• _Aim of the exercise_
Select the lines of the records containing the word "JSON" and list them.
----
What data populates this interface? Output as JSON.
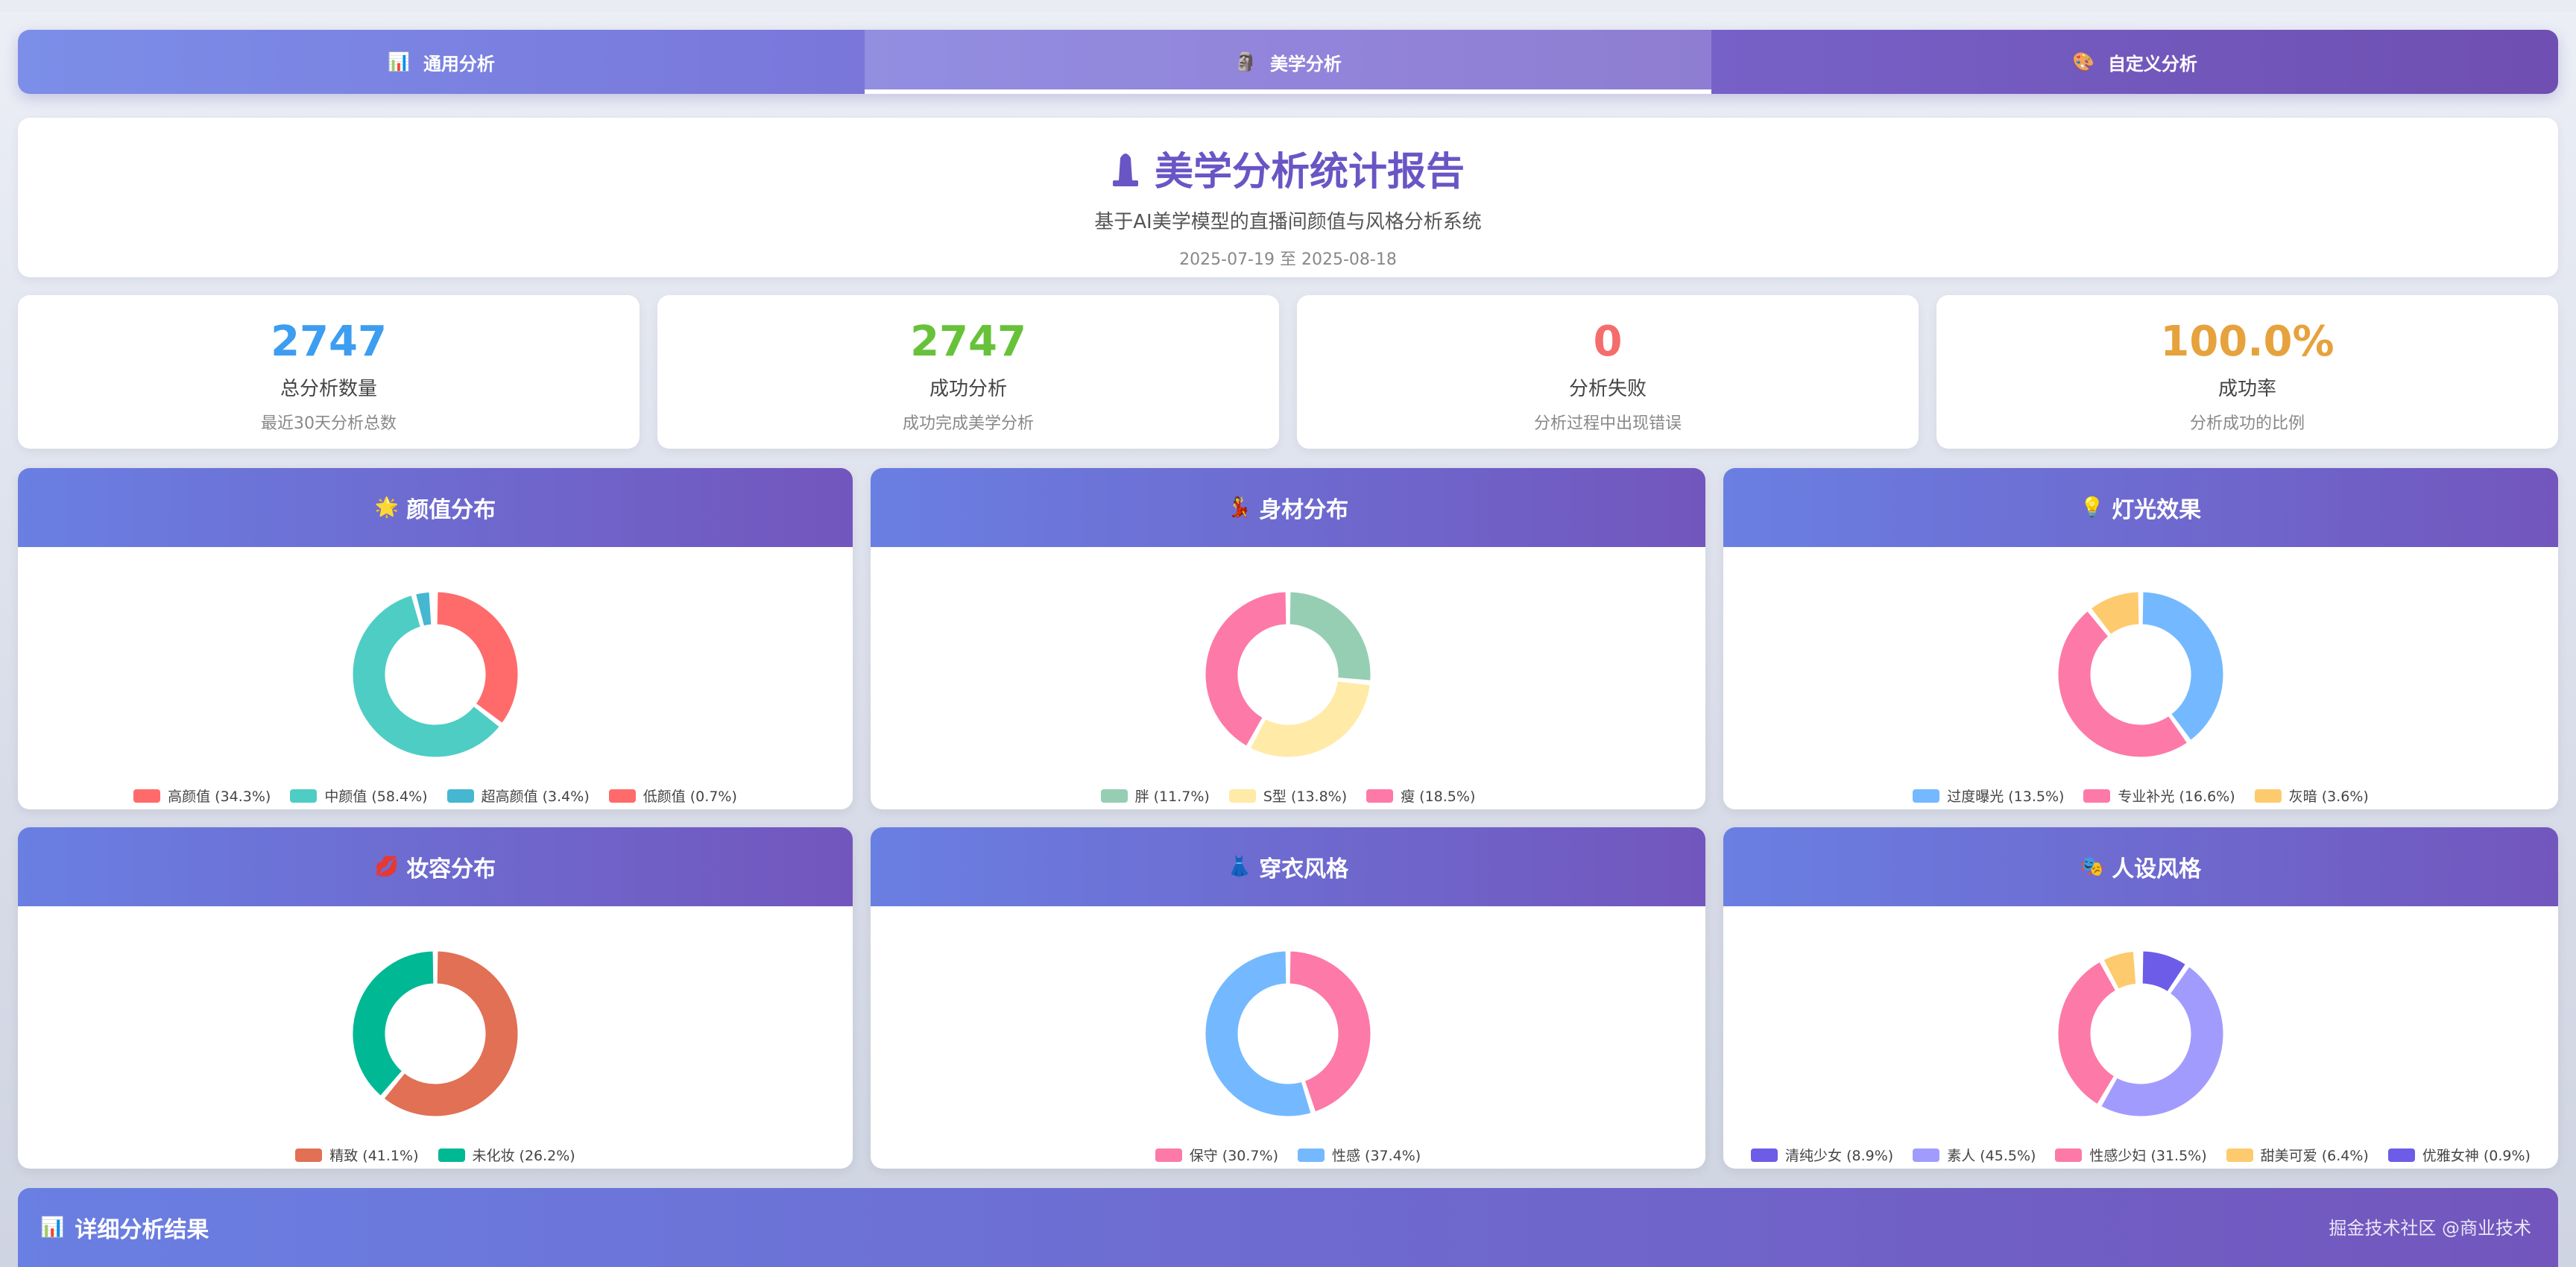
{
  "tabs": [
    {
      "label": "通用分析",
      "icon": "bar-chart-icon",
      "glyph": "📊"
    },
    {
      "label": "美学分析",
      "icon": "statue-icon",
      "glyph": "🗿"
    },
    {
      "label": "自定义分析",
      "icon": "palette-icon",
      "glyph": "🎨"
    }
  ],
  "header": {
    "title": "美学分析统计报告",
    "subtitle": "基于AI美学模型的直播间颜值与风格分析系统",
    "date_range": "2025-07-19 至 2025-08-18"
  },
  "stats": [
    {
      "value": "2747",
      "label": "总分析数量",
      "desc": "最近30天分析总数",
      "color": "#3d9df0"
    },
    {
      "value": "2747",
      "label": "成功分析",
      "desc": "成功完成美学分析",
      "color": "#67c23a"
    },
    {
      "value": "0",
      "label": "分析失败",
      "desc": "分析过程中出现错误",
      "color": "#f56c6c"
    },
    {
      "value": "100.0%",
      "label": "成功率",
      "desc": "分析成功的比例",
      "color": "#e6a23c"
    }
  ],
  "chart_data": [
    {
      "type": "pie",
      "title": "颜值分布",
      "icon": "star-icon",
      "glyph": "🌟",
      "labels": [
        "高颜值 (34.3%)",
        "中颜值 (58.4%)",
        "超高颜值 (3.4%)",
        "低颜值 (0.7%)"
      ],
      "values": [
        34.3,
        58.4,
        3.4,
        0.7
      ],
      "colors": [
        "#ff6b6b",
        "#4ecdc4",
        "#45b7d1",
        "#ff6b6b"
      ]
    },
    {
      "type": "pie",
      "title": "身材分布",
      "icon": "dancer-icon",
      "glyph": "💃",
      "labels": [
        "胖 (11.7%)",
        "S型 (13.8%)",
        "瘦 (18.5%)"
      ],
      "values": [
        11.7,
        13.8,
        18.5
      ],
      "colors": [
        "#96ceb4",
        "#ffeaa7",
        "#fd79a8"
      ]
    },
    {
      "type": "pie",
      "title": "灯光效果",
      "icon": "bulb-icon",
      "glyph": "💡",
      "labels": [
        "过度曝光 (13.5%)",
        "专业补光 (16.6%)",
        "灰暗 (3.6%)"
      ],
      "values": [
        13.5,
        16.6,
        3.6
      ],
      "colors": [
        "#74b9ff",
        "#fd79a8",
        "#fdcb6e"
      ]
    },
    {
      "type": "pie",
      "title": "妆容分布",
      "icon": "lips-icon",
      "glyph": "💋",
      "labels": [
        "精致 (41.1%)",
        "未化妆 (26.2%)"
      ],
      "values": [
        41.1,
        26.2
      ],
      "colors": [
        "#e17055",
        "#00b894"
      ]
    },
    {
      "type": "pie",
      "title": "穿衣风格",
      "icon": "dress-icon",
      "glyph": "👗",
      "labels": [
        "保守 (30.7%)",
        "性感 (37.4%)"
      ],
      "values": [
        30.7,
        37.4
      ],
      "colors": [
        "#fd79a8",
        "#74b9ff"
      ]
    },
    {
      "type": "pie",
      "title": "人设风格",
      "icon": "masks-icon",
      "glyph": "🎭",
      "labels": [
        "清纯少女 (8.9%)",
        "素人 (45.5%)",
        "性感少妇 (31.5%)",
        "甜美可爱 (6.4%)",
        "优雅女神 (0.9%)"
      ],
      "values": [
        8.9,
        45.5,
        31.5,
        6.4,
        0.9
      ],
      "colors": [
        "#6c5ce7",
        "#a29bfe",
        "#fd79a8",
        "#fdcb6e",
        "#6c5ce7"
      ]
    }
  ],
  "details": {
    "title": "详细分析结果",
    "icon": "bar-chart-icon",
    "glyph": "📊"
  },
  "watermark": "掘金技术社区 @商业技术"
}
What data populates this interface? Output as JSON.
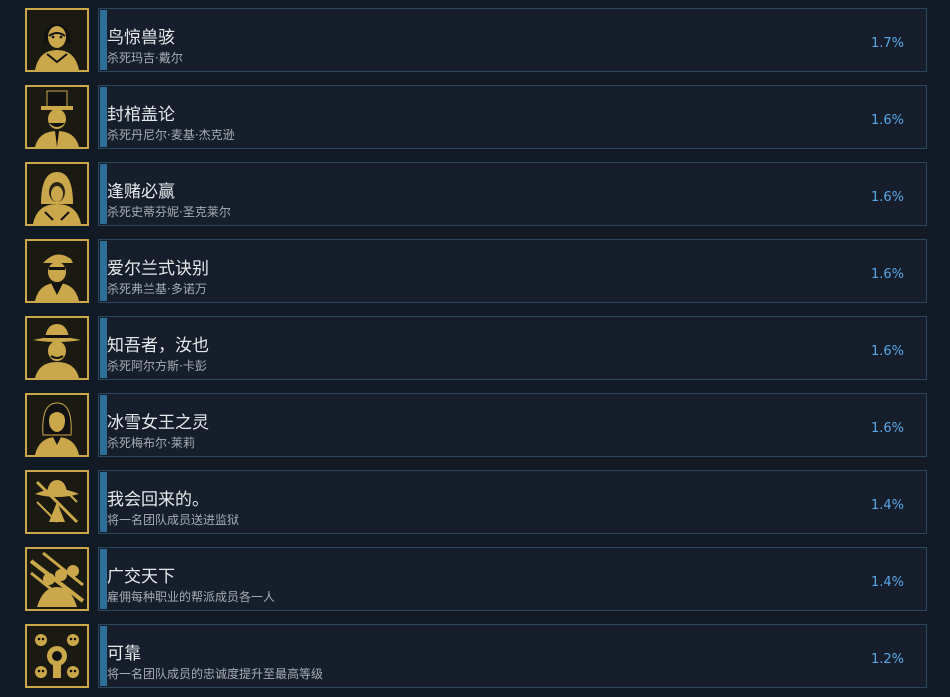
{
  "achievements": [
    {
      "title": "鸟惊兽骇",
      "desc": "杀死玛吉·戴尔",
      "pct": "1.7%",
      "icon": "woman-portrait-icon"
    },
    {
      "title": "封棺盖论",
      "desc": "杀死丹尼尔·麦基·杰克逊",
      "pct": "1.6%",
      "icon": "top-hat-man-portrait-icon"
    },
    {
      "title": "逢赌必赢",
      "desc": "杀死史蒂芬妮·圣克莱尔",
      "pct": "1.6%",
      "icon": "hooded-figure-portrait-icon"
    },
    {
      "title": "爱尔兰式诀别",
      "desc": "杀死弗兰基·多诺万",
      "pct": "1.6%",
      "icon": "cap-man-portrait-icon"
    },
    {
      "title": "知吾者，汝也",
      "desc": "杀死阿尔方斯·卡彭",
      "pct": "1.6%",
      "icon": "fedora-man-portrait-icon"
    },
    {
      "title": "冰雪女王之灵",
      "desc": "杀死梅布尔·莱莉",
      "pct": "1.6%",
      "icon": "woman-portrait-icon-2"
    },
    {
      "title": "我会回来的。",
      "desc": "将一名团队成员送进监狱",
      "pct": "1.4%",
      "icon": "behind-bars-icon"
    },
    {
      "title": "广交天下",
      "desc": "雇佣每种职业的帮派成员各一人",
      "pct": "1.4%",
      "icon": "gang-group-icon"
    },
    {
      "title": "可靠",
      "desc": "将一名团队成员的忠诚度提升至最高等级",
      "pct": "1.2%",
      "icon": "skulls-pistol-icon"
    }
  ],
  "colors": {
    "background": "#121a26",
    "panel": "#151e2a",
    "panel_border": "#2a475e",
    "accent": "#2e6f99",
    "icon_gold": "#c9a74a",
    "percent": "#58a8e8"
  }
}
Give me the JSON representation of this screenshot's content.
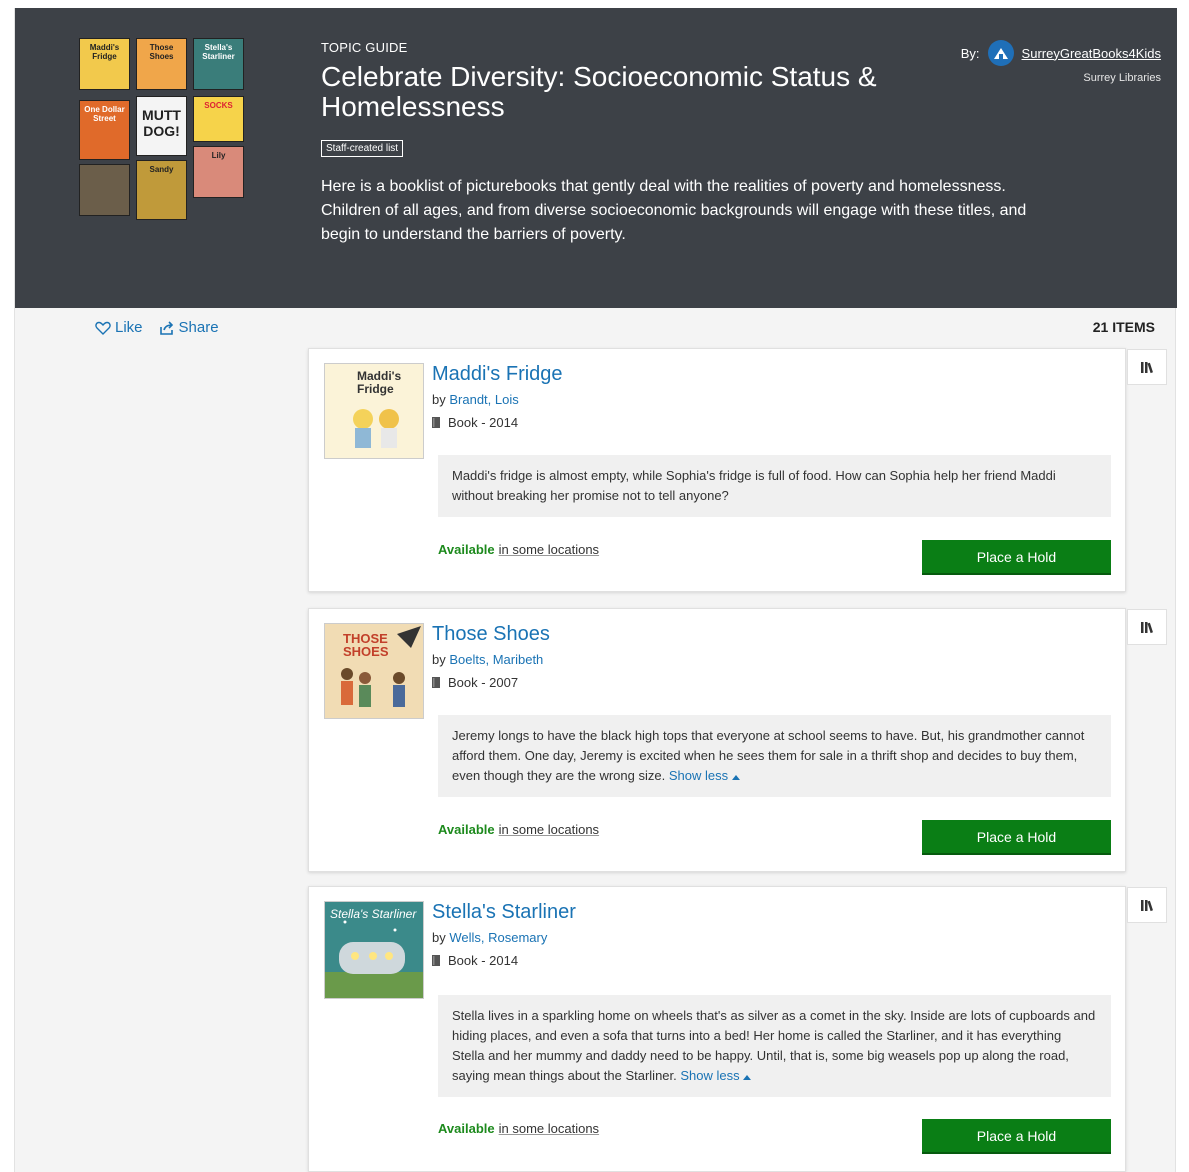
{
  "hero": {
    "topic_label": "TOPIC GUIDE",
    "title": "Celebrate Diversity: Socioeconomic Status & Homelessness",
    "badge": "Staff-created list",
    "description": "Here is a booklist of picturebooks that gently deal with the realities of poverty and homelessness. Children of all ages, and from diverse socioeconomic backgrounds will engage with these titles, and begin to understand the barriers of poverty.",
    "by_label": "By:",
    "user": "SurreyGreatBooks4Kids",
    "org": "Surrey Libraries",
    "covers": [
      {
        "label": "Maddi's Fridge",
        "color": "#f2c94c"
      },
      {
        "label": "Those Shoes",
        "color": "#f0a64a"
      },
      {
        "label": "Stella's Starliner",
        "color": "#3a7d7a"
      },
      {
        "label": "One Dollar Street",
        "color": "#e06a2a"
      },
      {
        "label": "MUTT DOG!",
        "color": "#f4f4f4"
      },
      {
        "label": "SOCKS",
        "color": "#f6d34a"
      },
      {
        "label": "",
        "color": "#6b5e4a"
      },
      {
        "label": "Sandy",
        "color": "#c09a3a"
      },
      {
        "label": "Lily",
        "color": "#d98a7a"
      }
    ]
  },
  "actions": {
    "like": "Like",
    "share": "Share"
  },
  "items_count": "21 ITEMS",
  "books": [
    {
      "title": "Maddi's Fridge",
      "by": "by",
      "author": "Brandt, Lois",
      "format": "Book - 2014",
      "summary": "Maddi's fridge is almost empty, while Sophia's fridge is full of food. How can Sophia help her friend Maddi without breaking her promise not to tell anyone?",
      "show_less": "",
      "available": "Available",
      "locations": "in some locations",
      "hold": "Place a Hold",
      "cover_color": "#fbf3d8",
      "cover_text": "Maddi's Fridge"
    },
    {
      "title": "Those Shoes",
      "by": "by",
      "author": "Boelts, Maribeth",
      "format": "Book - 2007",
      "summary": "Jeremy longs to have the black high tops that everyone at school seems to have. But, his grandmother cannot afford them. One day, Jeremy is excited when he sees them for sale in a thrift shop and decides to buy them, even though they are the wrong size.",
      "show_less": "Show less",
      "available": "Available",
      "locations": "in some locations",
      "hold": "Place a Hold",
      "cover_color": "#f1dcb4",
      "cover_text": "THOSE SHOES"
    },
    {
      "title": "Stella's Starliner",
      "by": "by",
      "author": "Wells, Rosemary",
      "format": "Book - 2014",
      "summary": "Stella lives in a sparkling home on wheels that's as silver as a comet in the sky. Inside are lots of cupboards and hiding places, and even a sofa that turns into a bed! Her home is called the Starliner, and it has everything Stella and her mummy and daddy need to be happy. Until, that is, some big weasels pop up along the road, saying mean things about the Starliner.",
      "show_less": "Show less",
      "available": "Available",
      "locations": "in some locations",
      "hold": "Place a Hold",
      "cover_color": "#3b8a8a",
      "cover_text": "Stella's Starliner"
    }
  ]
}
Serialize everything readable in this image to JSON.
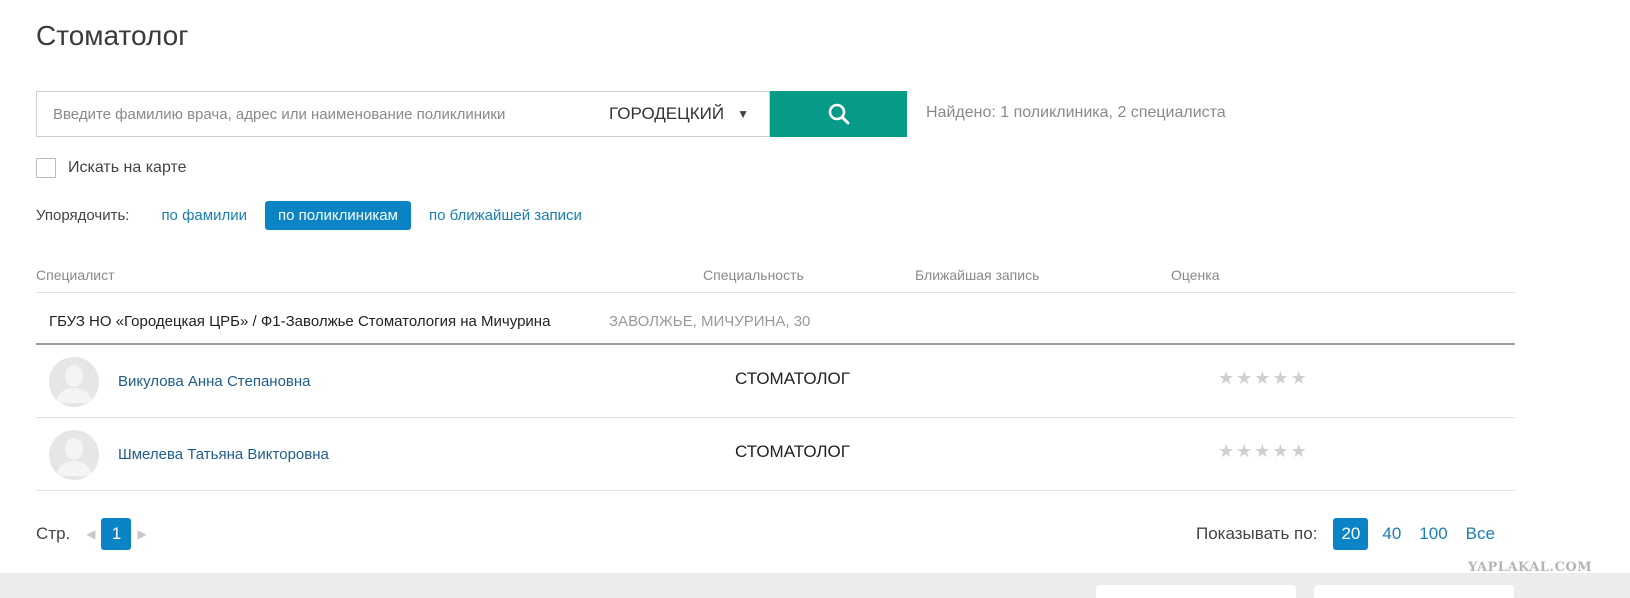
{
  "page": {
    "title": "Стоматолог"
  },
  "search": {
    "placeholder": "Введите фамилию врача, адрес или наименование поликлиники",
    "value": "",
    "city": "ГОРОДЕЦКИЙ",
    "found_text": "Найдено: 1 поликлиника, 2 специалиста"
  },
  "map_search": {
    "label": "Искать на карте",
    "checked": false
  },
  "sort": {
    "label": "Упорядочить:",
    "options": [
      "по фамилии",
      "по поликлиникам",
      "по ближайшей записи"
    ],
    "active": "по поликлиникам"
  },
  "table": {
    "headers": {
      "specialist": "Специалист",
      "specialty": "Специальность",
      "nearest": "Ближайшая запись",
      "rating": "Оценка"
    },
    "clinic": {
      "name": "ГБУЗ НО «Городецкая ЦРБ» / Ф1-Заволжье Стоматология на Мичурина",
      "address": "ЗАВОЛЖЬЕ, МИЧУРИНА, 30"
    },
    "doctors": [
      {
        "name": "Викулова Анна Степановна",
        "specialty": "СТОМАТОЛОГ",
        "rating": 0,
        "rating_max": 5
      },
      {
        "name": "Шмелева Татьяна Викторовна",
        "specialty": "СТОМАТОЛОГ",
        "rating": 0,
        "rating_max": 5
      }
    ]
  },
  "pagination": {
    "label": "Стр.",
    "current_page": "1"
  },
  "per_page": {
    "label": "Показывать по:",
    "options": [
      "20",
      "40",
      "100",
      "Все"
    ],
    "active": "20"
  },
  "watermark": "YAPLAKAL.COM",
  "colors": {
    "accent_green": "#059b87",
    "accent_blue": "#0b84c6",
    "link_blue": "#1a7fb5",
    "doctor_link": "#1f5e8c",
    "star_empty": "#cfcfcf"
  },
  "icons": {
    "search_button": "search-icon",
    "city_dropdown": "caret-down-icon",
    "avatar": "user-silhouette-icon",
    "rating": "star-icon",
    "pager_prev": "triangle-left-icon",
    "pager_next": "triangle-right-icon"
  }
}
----
• _Task result_
What data populates this interface? Output as JSON.
What data populates this interface? Output as JSON.
Give me the JSON representation of this screenshot's content.
Serialize everything readable in this image to JSON.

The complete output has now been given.